Williams’s first impression was “Wow, this cat really needs a home.” Then she thought about her four dogs and two kids, who would no doubt want to pick him up and play with him.
“How am I going to bring home a 20-year-old cat who looks like he already fulfilled his nine lives?” Williams thought. But Dexter was persuasive. He meowed and wove through her legs and put his paw on her lap when she knelt down. It was clearly meant to be.
A sweet, mellow, velcro cat, when Dexter met Flora for the first time, their bond was instantaneous. “It was like Dexter said, ‘Oh hey, you are super fluffy and really warm. Mind if I curl right up here with you?’” They spent all their day and nights together, napping and snuggling.

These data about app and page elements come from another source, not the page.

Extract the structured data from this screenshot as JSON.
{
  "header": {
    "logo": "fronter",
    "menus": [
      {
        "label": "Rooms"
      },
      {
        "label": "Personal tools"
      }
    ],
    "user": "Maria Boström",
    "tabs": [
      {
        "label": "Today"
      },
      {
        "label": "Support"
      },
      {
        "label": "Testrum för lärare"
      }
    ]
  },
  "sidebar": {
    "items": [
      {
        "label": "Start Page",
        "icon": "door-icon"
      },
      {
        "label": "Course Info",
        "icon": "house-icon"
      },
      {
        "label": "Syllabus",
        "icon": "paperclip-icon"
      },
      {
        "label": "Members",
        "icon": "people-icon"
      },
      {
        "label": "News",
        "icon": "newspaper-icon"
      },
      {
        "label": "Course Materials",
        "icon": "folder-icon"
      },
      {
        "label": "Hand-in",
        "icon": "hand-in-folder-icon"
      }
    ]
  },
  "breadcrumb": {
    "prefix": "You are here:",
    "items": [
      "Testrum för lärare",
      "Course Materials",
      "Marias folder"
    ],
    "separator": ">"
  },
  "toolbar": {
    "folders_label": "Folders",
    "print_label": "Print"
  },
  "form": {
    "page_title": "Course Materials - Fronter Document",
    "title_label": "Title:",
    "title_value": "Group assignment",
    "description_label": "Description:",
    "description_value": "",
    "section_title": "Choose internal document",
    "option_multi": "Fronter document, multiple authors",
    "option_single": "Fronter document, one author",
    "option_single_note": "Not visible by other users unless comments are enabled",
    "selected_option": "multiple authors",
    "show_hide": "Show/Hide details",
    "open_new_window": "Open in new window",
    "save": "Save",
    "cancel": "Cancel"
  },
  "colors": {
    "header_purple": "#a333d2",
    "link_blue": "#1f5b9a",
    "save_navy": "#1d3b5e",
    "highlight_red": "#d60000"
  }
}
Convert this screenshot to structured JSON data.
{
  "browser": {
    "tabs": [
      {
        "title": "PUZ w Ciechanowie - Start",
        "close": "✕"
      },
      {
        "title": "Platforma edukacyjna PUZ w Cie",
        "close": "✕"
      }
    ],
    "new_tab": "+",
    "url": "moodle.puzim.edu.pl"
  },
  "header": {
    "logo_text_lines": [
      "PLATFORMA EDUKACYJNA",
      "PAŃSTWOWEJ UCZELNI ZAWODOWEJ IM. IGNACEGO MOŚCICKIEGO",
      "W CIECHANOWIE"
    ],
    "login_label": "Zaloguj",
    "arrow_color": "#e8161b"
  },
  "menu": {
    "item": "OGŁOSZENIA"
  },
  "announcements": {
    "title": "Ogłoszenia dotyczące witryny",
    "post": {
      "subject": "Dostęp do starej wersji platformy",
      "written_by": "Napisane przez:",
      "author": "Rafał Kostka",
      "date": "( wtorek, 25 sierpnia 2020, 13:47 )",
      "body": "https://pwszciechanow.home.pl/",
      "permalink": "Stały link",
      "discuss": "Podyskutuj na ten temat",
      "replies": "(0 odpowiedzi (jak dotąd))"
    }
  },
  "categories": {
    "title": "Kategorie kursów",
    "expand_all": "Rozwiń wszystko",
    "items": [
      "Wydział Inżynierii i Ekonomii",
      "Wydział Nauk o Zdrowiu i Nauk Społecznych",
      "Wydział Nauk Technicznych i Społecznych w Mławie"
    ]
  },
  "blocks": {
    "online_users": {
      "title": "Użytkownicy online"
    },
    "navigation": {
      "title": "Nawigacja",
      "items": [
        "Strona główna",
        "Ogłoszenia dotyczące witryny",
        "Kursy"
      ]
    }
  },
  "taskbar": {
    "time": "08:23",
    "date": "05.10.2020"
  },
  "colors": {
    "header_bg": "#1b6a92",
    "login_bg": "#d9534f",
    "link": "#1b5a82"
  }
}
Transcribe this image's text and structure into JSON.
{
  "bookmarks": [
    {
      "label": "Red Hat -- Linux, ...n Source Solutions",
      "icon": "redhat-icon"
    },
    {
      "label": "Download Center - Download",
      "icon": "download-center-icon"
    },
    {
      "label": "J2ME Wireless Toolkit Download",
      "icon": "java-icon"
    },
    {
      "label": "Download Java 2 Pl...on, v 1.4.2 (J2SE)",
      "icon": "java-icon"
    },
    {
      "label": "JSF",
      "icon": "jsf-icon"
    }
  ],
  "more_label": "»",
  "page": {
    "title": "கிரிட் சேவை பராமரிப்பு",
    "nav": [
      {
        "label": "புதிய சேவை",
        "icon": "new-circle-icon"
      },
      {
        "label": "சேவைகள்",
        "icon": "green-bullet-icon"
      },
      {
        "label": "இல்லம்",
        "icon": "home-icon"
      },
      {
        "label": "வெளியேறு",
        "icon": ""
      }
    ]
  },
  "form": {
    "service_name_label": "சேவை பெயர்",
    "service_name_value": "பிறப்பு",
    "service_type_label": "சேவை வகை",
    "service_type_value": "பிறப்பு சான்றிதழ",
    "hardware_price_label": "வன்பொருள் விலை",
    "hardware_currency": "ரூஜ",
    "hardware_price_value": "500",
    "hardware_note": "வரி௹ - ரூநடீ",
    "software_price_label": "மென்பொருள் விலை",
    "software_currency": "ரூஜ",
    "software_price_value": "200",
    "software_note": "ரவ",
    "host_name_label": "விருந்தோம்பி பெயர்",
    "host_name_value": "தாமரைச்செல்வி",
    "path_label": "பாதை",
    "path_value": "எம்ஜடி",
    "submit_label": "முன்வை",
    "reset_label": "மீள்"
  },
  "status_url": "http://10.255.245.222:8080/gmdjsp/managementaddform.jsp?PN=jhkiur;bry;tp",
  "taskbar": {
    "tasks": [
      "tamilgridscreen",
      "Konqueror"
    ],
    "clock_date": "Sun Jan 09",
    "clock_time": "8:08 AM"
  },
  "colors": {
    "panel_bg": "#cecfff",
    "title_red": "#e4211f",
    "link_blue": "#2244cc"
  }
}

Dexter managed to make it to 22 years old before he died earlier this year. Flora was devastated. “She would stay outside and howl,” says Williams. “It made us very sad.”
The whole family was grieving. “We really loved Dexter,” Williams says. So, they decided to adopt two tuxedo kittens in need of homes from Best Friends. “We all thought this might help heal the hole in all of our hearts.”
Flora was really excited, and she tried to be on her very best behavior, says Williams, but the two kitties were just not interested. “They were so busy and hyper — not at all like Dexter!” Eventually, the two cats mellowed as they got older, and now they like to hang out with Flora, but the bond just isn’t the same.
Because they live in the same town as Best Friends in Kanab, Utah, the family often goes to visitor center to see the latest kitten arrivals. “Saturday mornings is ‘Kittens and Coffee,”’ says Williams. “The kids get a kitten fix, and mom gets caffeine,” she says. One Saturday, there was a poster on the wall advertising for foster homes.
What does a family with a houseful of animals do? They get more, of course. The Williams decided to foster kittens who would have a place to live until they were old enough to be spayed or neutered and then adopted.
“This would free up room in the kitten nursery for more at-risk kitties, and it would also teach my boys a lot about responsibility, not just in the caring, feeding and socializing aspect, but why it’s important to spay/neuter to prevent a whole lot of kittens — in the most PG-rated version of things,” says Williams.
They brought home Iggy, Bowie, Roxie and Glamour the next day. At 10 weeks old, they were playful and curious. “We asked the foster coordinator if we should allow them to meet our cat-friendly pooch, knowing that exposure and acceptance to dogs can up the chance of a kitten getting adopted.” They were given the green light. It was time to introduce the kittens to Flora.
The kittens walked right up to the big dog. “They were so curious and brave,” says Williams. “They walked right up to her like ‘oh hi!’”
Flora sniffed every one of them, and then started to lick their tiny heads. Iggy, the male Snowshoe Siamese, was smitten. “Flora was happy,” says Williams. “She lay down and got very relaxed and smiley.”
Eventually, the kittens all got adopted. But Flora won’t be lonely for long. The Cat Whisperer can expect more kittens soon. “Fostering is so important to our mission of saving them all,” says Williams. Flora, the foster dog, agrees.